‘People talk as if grief were just a feeling—as if it weren’t the continually renewed shock of setting out again and again on familiar roads and being brought up short by the grim frontier post that now blocks them. I, to be sure, believe there is something beyond it: but the moment one tries to use that as a consolation (that is not its function) the belief crumbles. It is quite useless knocking at the door of Heaven for earthly comfort: it’s not the sort of comfort they supply there.
From The Collected Letters of C.S.Lewis, Volume III
We might begin to chase perfection out of pride or fear or our need to please our parents but when perfection Himself (was it Him we were chasing, or was it something else?) meets us we see that we were never in the race. Then he says, ‘Follow me,’ and the chase becomes something else altogether. This third brief post on perfection comes from Oswald Chambers.
“Not as though I had already attained, either were already perfect…” Phil 3:12

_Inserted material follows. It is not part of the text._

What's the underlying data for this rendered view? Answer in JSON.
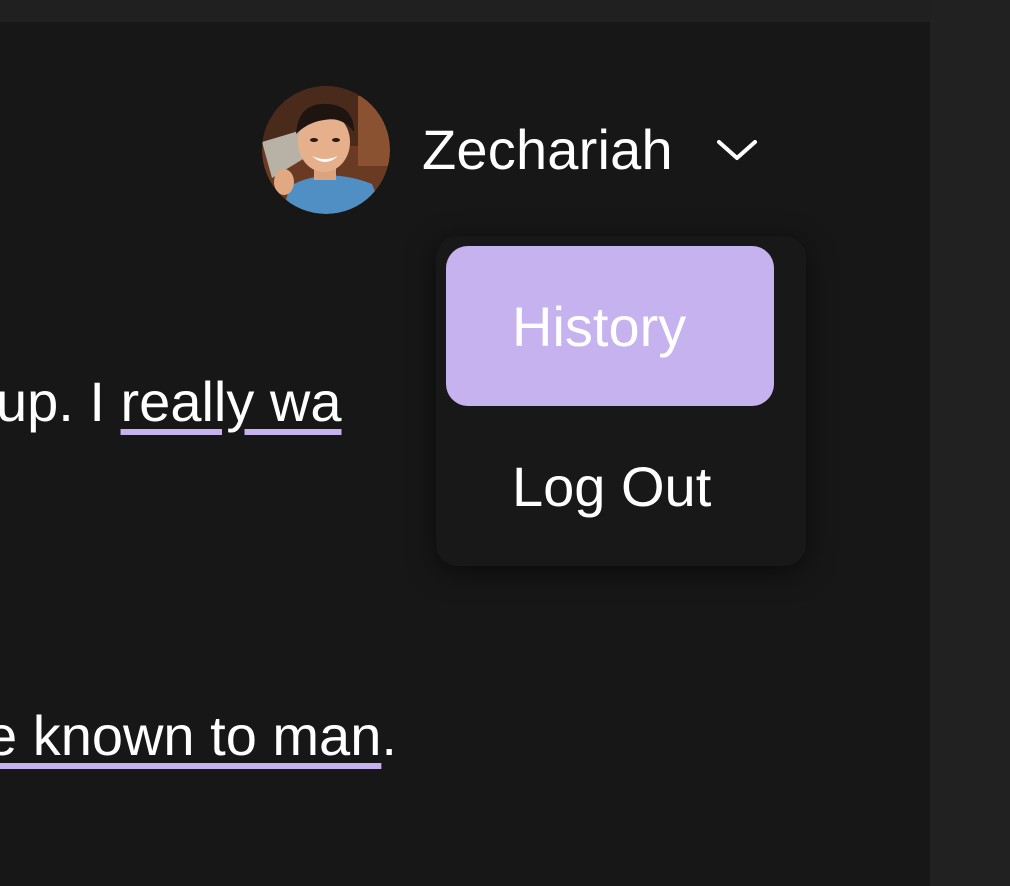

‘Christian perfection is not, and never can be, human perfection. Christian perfection is the perfection of a relationship to God which shows itself amid the irrelevancies of human life. When you obey the call of Jesus Christ, the first thing that strikes you is the (seeming) irrelevancy of the things you have to do, and the next thing that strikes you is the fact that other people seem to be living perfectly consistent lives. Such lives are apt to leave you with the idea that God is unnecessary, (that) by human effort and devotion we can reach the standard God wants. In a fallen world this can never be done. I am called to live in perfect relationship to God so that my life produces a longing after God in other lives, not admiration for myself. Thoughts about myself hinder my usefulness to God. God is not after perfecting me to be a specimen in His show-room; He is getting me to the place where He can use me. Let Him do what He likes.’
From My Utmost for His Highest by Oswald Chambers December 2nd
10 but when the perfect comes, the partial will pass away. 12 For now we see in a mirror dimly, but then face to face. Now I know in part; then I shall know fully, even as I have been fully known.
1 Corinthians 13:10 and 12 ESV
This second of three brief posts on the theme of perfection comes from C S Lewis.
‘I think all Christians would agree with me if I said that though Christianity seems at first to be all about morality, all about duties and rules and guilt and virtue, yet it leads you on, out of all that, into something beyond. One has a glimpse of a country where they do not talk of those things, except perhaps as a joke. Everyone there is filled full with what we should call goodness as a mirror is filled with light. But they do not call it goodness. They do not call it anything. They are not thinking of it. They are too busy looking at the source from which it comes. But this is near the stage where the road passes over the rim of our world. No one’s eyes can see very far beyond that: lots of people’s eyes can see further than mine.’ C S Lewis in Mere Christianity